• [EXERCISE INSTRUCTIONS]: Using the listing below, give the number of lines in which the string "true" appears, and nothing else.

• [DATA]:

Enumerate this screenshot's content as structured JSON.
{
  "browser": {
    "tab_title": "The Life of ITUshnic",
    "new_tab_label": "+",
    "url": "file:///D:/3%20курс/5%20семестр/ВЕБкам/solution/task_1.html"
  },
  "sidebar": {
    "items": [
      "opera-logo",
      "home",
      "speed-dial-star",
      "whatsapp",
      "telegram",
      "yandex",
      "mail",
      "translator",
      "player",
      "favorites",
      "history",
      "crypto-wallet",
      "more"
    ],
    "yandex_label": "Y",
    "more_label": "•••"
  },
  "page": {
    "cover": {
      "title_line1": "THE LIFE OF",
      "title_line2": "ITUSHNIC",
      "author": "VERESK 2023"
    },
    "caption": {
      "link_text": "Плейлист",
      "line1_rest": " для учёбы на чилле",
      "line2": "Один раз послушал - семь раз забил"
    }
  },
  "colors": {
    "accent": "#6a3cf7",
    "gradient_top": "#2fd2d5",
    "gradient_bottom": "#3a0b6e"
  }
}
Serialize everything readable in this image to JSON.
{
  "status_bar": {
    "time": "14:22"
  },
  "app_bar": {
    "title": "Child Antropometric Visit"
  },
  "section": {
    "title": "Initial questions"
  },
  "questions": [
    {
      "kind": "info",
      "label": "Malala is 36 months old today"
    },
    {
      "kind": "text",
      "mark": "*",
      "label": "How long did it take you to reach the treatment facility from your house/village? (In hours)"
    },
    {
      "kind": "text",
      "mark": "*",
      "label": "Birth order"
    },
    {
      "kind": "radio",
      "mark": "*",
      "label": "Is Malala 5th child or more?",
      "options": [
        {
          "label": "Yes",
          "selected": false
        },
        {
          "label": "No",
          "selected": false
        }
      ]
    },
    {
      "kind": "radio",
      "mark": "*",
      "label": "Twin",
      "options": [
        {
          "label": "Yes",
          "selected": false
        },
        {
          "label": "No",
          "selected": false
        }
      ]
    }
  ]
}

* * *

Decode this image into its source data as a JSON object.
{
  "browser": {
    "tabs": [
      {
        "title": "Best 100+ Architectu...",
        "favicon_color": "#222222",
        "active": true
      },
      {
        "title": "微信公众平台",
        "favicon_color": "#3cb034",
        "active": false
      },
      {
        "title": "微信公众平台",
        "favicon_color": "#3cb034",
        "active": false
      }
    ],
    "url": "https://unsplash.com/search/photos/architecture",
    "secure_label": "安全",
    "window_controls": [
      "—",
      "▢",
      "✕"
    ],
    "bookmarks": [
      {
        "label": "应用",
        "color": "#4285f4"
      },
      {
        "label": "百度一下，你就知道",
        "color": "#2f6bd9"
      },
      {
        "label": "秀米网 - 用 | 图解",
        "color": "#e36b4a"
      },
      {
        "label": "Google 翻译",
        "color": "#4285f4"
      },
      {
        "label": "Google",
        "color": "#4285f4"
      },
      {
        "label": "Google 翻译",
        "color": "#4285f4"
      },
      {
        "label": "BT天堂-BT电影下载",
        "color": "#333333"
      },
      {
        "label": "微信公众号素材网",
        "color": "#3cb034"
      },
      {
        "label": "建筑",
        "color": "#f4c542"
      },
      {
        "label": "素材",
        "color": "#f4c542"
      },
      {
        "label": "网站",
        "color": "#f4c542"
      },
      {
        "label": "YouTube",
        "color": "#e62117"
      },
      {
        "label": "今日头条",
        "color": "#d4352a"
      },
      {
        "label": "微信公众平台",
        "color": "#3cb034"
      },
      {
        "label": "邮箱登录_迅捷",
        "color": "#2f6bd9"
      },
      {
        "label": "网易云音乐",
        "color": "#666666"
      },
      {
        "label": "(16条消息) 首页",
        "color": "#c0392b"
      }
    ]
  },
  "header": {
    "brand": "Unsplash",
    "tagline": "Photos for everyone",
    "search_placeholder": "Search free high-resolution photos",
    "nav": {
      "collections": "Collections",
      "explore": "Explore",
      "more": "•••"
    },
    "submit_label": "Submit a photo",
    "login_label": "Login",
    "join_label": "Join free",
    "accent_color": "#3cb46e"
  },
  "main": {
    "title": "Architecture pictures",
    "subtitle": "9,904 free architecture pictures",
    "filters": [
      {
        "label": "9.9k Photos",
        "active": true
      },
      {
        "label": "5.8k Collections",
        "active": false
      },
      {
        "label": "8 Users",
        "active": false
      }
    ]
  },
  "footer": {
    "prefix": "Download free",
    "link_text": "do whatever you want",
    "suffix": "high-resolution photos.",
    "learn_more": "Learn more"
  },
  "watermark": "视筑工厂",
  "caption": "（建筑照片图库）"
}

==

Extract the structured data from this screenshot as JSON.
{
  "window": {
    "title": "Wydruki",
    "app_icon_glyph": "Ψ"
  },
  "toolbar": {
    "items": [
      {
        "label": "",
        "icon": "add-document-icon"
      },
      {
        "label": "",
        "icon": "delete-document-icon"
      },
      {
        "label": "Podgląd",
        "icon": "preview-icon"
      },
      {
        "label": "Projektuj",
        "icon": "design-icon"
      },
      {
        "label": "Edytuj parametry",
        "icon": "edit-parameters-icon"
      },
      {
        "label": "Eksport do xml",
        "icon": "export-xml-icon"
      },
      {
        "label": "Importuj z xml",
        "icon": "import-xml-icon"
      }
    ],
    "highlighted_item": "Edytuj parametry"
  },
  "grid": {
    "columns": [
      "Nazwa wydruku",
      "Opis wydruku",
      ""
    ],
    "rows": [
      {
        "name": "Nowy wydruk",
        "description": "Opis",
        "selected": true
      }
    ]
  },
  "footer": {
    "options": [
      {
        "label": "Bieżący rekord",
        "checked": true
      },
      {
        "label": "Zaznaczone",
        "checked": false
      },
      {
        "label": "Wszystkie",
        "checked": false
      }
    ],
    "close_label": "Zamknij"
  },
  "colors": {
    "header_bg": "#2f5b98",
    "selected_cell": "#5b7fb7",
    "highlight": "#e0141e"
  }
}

• [ANSWER FOR THIS EXERCISE]: 4